--- START ---
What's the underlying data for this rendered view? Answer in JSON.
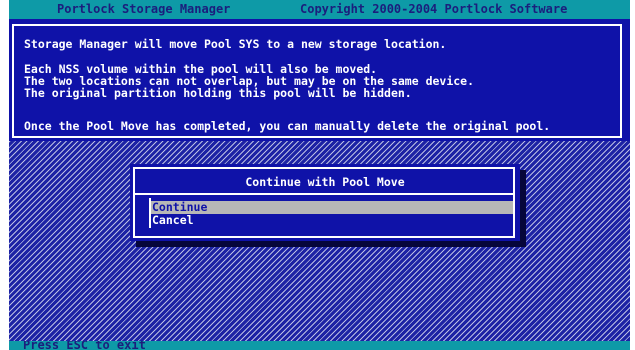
{
  "title_bar": {
    "app_name": "Portlock Storage Manager",
    "copyright": "Copyright 2000-2004 Portlock Software"
  },
  "info": {
    "lines": [
      "Storage Manager will move Pool SYS to a new storage location.",
      "Each NSS volume within the pool will also be moved.",
      "The two locations can not overlap, but may be on the same device.",
      "The original partition holding this pool will be hidden.",
      "Once the Pool Move has completed, you can manually delete the original pool."
    ]
  },
  "dialog": {
    "title": "Continue with Pool Move",
    "options": [
      {
        "label": "Continue",
        "selected": true
      },
      {
        "label": "Cancel",
        "selected": false
      }
    ]
  },
  "status_bar": {
    "text": "Press ESC to exit"
  },
  "colors": {
    "screen_blue": "#1c22a4",
    "panel_blue": "#0f12a8",
    "title_teal": "#0e9aa7",
    "title_text": "#1b1e7d",
    "highlight_gray": "#b7b7b7"
  }
}
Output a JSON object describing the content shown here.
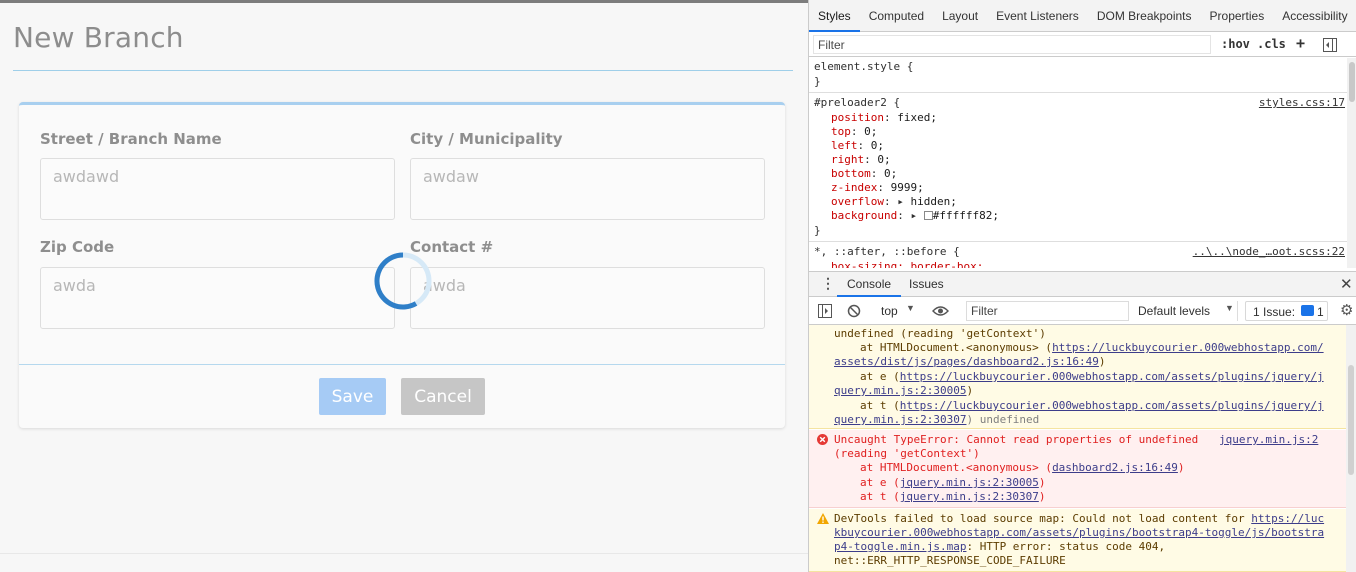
{
  "page": {
    "title": "New Branch",
    "fields": [
      {
        "label": "Street / Branch Name",
        "value": "awdawd"
      },
      {
        "label": "City / Municipality",
        "value": "awdaw"
      },
      {
        "label": "Zip Code",
        "value": "awda"
      },
      {
        "label": "Contact #",
        "value": "awda"
      }
    ],
    "save_label": "Save",
    "cancel_label": "Cancel"
  },
  "devtools": {
    "tabs": [
      "Styles",
      "Computed",
      "Layout",
      "Event Listeners",
      "DOM Breakpoints",
      "Properties",
      "Accessibility"
    ],
    "filter_placeholder": "Filter",
    "hov": ":hov",
    "cls": ".cls",
    "plus": "+",
    "styles": {
      "element_style_open": "element.style {",
      "close_brace": "}",
      "rule1_selector": "#preloader2 {",
      "rule1_source": "styles.css:17",
      "rule1_props": [
        {
          "name": "position",
          "value": "fixed;"
        },
        {
          "name": "top",
          "value": "0;"
        },
        {
          "name": "left",
          "value": "0;"
        },
        {
          "name": "right",
          "value": "0;"
        },
        {
          "name": "bottom",
          "value": "0;"
        },
        {
          "name": "z-index",
          "value": "9999;"
        },
        {
          "name": "overflow",
          "value": "hidden;"
        },
        {
          "name": "background",
          "value": "#ffffff82;"
        }
      ],
      "rule2_selector": "*, ::after, ::before {",
      "rule2_source": "..\\..\\node_…oot.scss:22",
      "rule2_prop": "box-sizing: border-box;",
      "swatch_color": "#ffffff82"
    },
    "drawer": {
      "tabs": [
        "Console",
        "Issues"
      ],
      "context": "top",
      "filter_placeholder": "Filter",
      "levels": "Default levels",
      "issues": "1 Issue:",
      "issues_count": "1"
    },
    "console": {
      "warn1": [
        "undefined (reading 'getContext')",
        "at HTMLDocument.<anonymous> (",
        "https://luckbuycourier.000webhostapp.com/",
        "assets/dist/js/pages/dashboard2.js:16:49",
        ")",
        "at e (",
        "https://luckbuycourier.000webhostapp.com/assets/plugins/jquery/j",
        "query.min.js:2:30005",
        ")",
        "at t (",
        "https://luckbuycourier.000webhostapp.com/assets/plugins/jquery/j",
        "query.min.js:2:30307",
        ") undefined"
      ],
      "err1": {
        "message": "Uncaught TypeError: Cannot read properties of undefined",
        "source": "jquery.min.js:2",
        "line2": "(reading 'getContext')",
        "s1_pre": "at HTMLDocument.<anonymous> (",
        "s1_link": "dashboard2.js:16:49",
        "s1_post": ")",
        "s2_pre": "at e (",
        "s2_link": "jquery.min.js:2:30005",
        "s2_post": ")",
        "s3_pre": "at t (",
        "s3_link": "jquery.min.js:2:30307",
        "s3_post": ")"
      },
      "warn2": {
        "pre": "DevTools failed to load source map: Could not load content for ",
        "link1": "https://luc",
        "link2": "kbuycourier.000webhostapp.com/assets/plugins/bootstrap4-toggle/js/bootstra",
        "link3": "p4-toggle.min.js.map",
        "post": ": HTTP error: status code 404,",
        "line4": "net::ERR_HTTP_RESPONSE_CODE_FAILURE"
      }
    }
  }
}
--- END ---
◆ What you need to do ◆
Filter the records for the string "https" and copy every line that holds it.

◆ Written response ◆
        "https://luckbuycourier.000webhostapp.com/",
        "https://luckbuycourier.000webhostapp.com/assets/plugins/jquery/j",
        "https://luckbuycourier.000webhostapp.com/assets/plugins/jquery/j",
        "link1": "https://luc",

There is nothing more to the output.